But the question is not about who is right or who is wrong. Both sides of the same-sex debate sincerely believe that their position is the correct and appropriately Christian one, with the opposite view (by definition) being "wrong". Rather, it's about the application of the prevailing disciplines at the time of a particular action. And in any organisation, if you want to change a particular rule, you lobby through the appropriate channels, and if sufficient support is gained, the rule will be changed.

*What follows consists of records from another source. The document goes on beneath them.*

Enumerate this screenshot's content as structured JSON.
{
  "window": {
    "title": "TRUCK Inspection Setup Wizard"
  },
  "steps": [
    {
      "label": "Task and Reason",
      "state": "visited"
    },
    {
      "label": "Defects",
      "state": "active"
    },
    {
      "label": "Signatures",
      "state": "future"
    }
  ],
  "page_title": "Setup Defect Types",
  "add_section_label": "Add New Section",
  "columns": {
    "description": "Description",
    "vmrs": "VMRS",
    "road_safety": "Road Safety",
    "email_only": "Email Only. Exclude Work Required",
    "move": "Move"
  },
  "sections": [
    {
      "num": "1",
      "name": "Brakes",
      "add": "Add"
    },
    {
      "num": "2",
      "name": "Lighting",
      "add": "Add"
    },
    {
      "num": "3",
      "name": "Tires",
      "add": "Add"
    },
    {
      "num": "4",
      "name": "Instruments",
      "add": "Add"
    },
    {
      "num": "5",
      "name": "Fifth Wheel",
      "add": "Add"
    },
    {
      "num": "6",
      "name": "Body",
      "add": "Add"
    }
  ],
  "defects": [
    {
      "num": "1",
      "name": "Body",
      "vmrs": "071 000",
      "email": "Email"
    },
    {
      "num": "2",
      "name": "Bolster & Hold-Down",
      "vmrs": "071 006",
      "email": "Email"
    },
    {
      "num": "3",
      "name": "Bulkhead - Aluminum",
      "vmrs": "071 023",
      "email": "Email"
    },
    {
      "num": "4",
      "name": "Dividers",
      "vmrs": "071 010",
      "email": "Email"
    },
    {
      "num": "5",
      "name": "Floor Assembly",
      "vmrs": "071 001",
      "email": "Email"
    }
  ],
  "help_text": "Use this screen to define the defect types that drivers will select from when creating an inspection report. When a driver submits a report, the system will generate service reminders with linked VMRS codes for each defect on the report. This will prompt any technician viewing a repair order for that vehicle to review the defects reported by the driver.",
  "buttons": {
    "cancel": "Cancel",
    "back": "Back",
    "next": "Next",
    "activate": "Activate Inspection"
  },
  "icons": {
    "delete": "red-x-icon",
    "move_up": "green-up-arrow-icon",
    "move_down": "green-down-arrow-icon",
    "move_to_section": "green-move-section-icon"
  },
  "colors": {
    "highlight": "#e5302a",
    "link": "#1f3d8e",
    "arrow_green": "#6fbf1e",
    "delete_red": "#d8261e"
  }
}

The MCSA has been engaged in debate around same-sex relationships since the early-2000s, and the fact that this issue is even being discussed has caused joy in some quarters and dismay in others. Many have left the church as a result. Some feel that we have gone too far in this area, while others believe we have not gone far enough. And certainly there is dismay at the fact that a firm decision has not been arrived at (either way) in six years of intense discussion. Possibly the long timeframe is precisely because there are so many different (and passionately-held) points of view? Whatever the actual reason for the lengthy time-frame, until the rules are changed (if in fact the MCSA goes this route), the prevailing rules remain in force. Which means that same-sex unions, despite being legal in terms of civil legislation, are not recognised by the MCSA.

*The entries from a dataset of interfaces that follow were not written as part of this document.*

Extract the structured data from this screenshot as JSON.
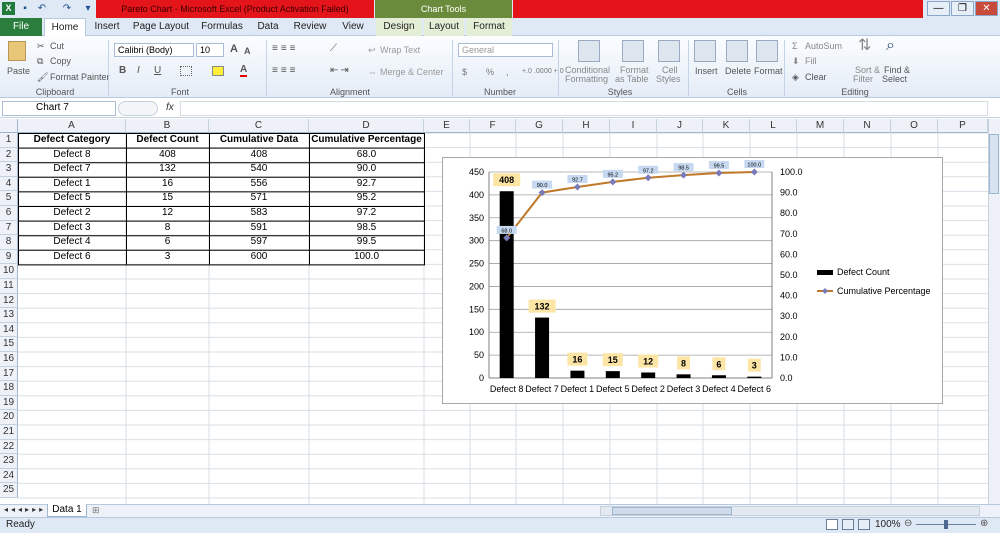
{
  "window": {
    "title": "Pareto Chart  -  Microsoft Excel (Product Activation Failed)",
    "contextual_title": "Chart Tools",
    "excel_icon": "excel-logo",
    "quick_access": {
      "save_icon": "save-icon",
      "undo_icon": "undo-icon",
      "redo_icon": "redo-icon",
      "customize_icon": "customize-icon"
    },
    "controls": {
      "minimize": "—",
      "restore": "❐",
      "close": "✕"
    }
  },
  "tabs": [
    "File",
    "Home",
    "Insert",
    "Page Layout",
    "Formulas",
    "Data",
    "Review",
    "View",
    "Design",
    "Layout",
    "Format"
  ],
  "ribbon": {
    "clipboard": {
      "paste": "Paste",
      "cut": "Cut",
      "copy": "Copy",
      "format_painter": "Format Painter",
      "group": "Clipboard"
    },
    "font": {
      "name": "Calibri (Body)",
      "size": "10",
      "bold": "B",
      "italic": "I",
      "underline": "U",
      "grow": "A",
      "shrink": "A",
      "font_color": "A",
      "group": "Font"
    },
    "alignment": {
      "wrap_text": "Wrap Text",
      "merge_center": "Merge & Center",
      "group": "Alignment"
    },
    "number": {
      "format": "General",
      "currency": "$",
      "percent": "%",
      "comma": ",",
      "inc_decimal": "+.0 .00",
      "dec_decimal": ".00 +.0",
      "group": "Number"
    },
    "styles": {
      "conditional": [
        "Conditional",
        "Formatting"
      ],
      "format_table": [
        "Format",
        "as Table"
      ],
      "cell_styles": [
        "Cell",
        "Styles"
      ],
      "group": "Styles"
    },
    "cells": {
      "insert": "Insert",
      "delete": "Delete",
      "format": "Format",
      "group": "Cells"
    },
    "editing": {
      "autosum": "AutoSum",
      "fill": "Fill",
      "clear": "Clear",
      "sort_filter": [
        "Sort &",
        "Filter"
      ],
      "find_select": [
        "Find &",
        "Select"
      ],
      "group": "Editing"
    }
  },
  "formula_bar": {
    "name_box": "Chart 7",
    "fx": "fx",
    "formula": ""
  },
  "columns": [
    "A",
    "B",
    "C",
    "D",
    "E",
    "F",
    "G",
    "H",
    "I",
    "J",
    "K",
    "L",
    "M",
    "N",
    "O",
    "P"
  ],
  "rows": [
    "1",
    "2",
    "3",
    "4",
    "5",
    "6",
    "7",
    "8",
    "9",
    "10",
    "11",
    "12",
    "13",
    "14",
    "15",
    "16",
    "17",
    "18",
    "19",
    "20",
    "21",
    "22",
    "23",
    "24",
    "25"
  ],
  "table": {
    "headers": [
      "Defect Category",
      "Defect Count",
      "Cumulative Data",
      "Cumulative Percentage"
    ],
    "rows": [
      [
        "Defect 8",
        "408",
        "408",
        "68.0"
      ],
      [
        "Defect 7",
        "132",
        "540",
        "90.0"
      ],
      [
        "Defect 1",
        "16",
        "556",
        "92.7"
      ],
      [
        "Defect 5",
        "15",
        "571",
        "95.2"
      ],
      [
        "Defect 2",
        "12",
        "583",
        "97.2"
      ],
      [
        "Defect 3",
        "8",
        "591",
        "98.5"
      ],
      [
        "Defect 4",
        "6",
        "597",
        "99.5"
      ],
      [
        "Defect 6",
        "3",
        "600",
        "100.0"
      ]
    ]
  },
  "chart_data": {
    "type": "bar",
    "categories": [
      "Defect 8",
      "Defect 7",
      "Defect 1",
      "Defect 5",
      "Defect 2",
      "Defect 3",
      "Defect 4",
      "Defect 6"
    ],
    "series": [
      {
        "name": "Defect Count",
        "type": "bar",
        "axis": "left",
        "values": [
          408,
          132,
          16,
          15,
          12,
          8,
          6,
          3
        ],
        "labels": [
          "408",
          "132",
          "16",
          "15",
          "12",
          "8",
          "6",
          "3"
        ]
      },
      {
        "name": "Cumulative Percentage",
        "type": "line",
        "axis": "right",
        "values": [
          68.0,
          90.0,
          92.7,
          95.2,
          97.2,
          98.5,
          99.5,
          100.0
        ],
        "labels": [
          "68.0",
          "90.0",
          "92.7",
          "95.2",
          "97.2",
          "98.5",
          "99.5",
          "100.0"
        ]
      }
    ],
    "ylim": [
      0,
      450
    ],
    "y_ticks": [
      "0",
      "50",
      "100",
      "150",
      "200",
      "250",
      "300",
      "350",
      "400",
      "450"
    ],
    "y2lim": [
      0,
      100
    ],
    "y2_ticks": [
      "0.0",
      "10.0",
      "20.0",
      "30.0",
      "40.0",
      "50.0",
      "60.0",
      "70.0",
      "80.0",
      "90.0",
      "100.0"
    ],
    "legend": "right",
    "grid": true,
    "colors": {
      "bar": "#000000",
      "line": "#c0782a",
      "marker": "#7a7ab8",
      "bar_label_bg": "#fde5a5",
      "line_label_bg": "#c6d9f1"
    }
  },
  "sheets": {
    "active": "Data 1"
  },
  "status": {
    "ready": "Ready",
    "zoom": "100%"
  }
}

Could the whole situation with Ecclesia have been handled differently? Arguably it could have. Many have argued that in choosing between grace and law, the MCSA came down on the side of law. But it was probably left with little choice in this matter. And those who formulated the charge, met as a committee, and ultimately came to the decision that they did were probably in a no-win situation as well - if they returned a guilty verdict, they would be vilified by those supporting Ecclesia and others who are wanting to go the civil union route (as has in fact happened). But if they found in favour of Ecclesia, they would have been equally vilified by those who feel that same-sex relationships and Scripture are incompatible.
My own take on this matter? To be honest, I'm still trying to process it all. And at the outset of this post, I hoped that trying to get some words down would help me do so. It hasn't. Part of me believes that the Church was correct in enforcing its discipline - it does, after all, reflect the will of the MCSA as expressed through various Conferences down the years, even if parts of the disciplines do not sit well with parts of the Church (I guess this is true of all of us, if we are honest - I for one don't agree with everything contained in L&D). Yet part of me also recognises that there is a human element here - that of Ecclesia, her partner, the local church community, and the "powers that be" involved.
But when all is said and done, should an institution have the right to set its own policies, rules, and regulations? I believe that it should. The difficulty is when the laws of the organisation are (in certain respects) different to those that exist outside of the organisation, such as in civil society.
Sometimes our human nature is to want the best of both worlds. And I'm not sure that it's always possible, especially when we agreed to accept the organisation's rules up front.
It came upon the midnight clear - When Edmund Sears wrote the words of *It came upon the midnight clear* I am sure he had no clue that we would still be singing this song 200 years later...
16 hours ago